Regarding bone strength/density/porosity: by increasing calcium in the 80% of the population that is not calcium deficient you run the risk of adding calcium to the bone exterior (cortex) and creating an outer core that is much denser than the inner core (matrix). This can provide the optimal conditions for brittle bones and greater fracture potential. We should remember that the inner core (matrix) is not calcium dependant but rather relies on magnesium and protein. If you are taking supplements that are higher in calcium than magnesium you may be increasing fracture potential which is a serious concern in osteoporosis or osteopenia. High quality protein diets are therefore very important for the maintenance of bone structure throughout life. Women can not make new bone after age 35 but require maintenance of bone structure, the demands of which can be met again by eating a full food variety with or without dairy. Lactating or pregnant moms, and growing children have greater calcium demand and again, these demands need not be met by including dairy as the main calcium source.

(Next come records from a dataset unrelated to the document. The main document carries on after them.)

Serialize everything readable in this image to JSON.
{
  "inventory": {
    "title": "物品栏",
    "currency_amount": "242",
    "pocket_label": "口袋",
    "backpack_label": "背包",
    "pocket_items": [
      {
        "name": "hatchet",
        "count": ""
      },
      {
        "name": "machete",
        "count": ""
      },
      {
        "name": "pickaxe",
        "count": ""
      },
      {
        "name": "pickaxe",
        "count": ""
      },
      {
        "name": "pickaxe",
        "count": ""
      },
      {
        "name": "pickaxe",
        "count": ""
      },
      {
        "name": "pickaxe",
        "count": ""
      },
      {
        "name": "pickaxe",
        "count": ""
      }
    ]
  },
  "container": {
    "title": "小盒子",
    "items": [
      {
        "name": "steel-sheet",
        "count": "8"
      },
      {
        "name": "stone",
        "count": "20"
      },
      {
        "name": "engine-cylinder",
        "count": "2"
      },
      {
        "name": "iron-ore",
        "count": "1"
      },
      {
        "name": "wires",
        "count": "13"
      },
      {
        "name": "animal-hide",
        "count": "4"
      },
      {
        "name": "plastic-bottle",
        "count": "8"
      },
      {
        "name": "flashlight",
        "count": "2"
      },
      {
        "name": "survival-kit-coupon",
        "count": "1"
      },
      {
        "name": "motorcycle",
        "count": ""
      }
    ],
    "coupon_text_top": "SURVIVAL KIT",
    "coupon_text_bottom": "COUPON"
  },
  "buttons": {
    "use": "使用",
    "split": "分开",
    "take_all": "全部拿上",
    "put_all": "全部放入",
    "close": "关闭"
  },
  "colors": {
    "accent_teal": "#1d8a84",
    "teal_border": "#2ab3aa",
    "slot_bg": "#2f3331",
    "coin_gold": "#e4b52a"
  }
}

Dairy is cow milk products but similar proteins exist in other milk providing species so intolerance to cow milk products can in some cross over to include goat or sheep milk intolerances but this is not always the case. Dairy by-products in yoghurt are also sometimes tolerated to some degree in people with mild dairy intolerances; these people are usually those that can rotate dairy products by including them every 3-4 days.
Food intolerances are associated with all sorts of reactions including fatigue, digestive conditions, mental imbalance, brain fog, depression, anxiety, ADD, OCD, and schizophrenia. the affinity for dairy allergies is often seen in digestive complaints of all kinds and sinusitis or allergic rhinitis with head congestion, facial head pain, and congestive headaches.
Here is a simple dairy-free diet approach:
Milk substitutes (coconut milk/rice/almond/soy milk); Margarine; Non-dairy chocolate, yoghurt, cheese, and frozen desserts.
Whey and Casein
These big proteins found in dairy products elicit immune responses with toxic by-products. Read all food labels. Note that some dairy-intolerant people tolerate whey isolate proteins. Avoid calcium or sodium caseinate.
Includes: evaporated, condensed, or sweetened condensed milk; raw, fortified, homogenized, lactose-reduced, pasteurized, ultrapasteurized, organic, guernsey, or jersey milk; buttermilk; chocolate milk/drinks; goat milk; shelf-stable, or dry milk powder/solids; CoffeeMate; and acidophilus milk.
Used in sautes, flavoring cooked vegetables, and in many sauces/toppings. It is found in cookies, pastry dough, pie crust, icing, and some candy (cream/chocolate). It is used in dishes that are poached, grilled, or broiled (fish, meat).
Used in dips, spreads, baking, cheesecakes, and fruit tart filling.
Used in spreads (dill, cucumber), dips, toppings, sauces, pie (pumpkin), cakes (cheesecake), soufflés, and beef stroganoff.
Found in yoghurt, etc. Note that some dairy-intolerant people tolerate dairy by-products.
Includes fondues, grated cheese, cheese sauces, curds, etc.
Especially the non-yoghurt based ice creams. Again, some people with mild dairy intolerance tolerate yoghurt every 3-4 days.
Miscellaneous to Avoid: Cold cuts or luncheon meats such as bologna; creamed/scalloped foods, baked goods (pancakes, muffins, biscuits, crackers, cakes, and some baking mixes); curds; dry cereals with milk powder (some granolas); malted milk; some patties and meat loaf; milk sherbets; some gravies; ovaltine; some puddings; some sausage and wieners; and some white sauces. Be sure to read all food labels. At Restaurants, if you’re not sure about a menu item, ask! Avoid au gratin foods – i.e. foods topped with cheese or bread crumbs and butter, then broiled until crispy.
For more information, recipes, and eat-out ideas, try the “Go Dairy Free” website.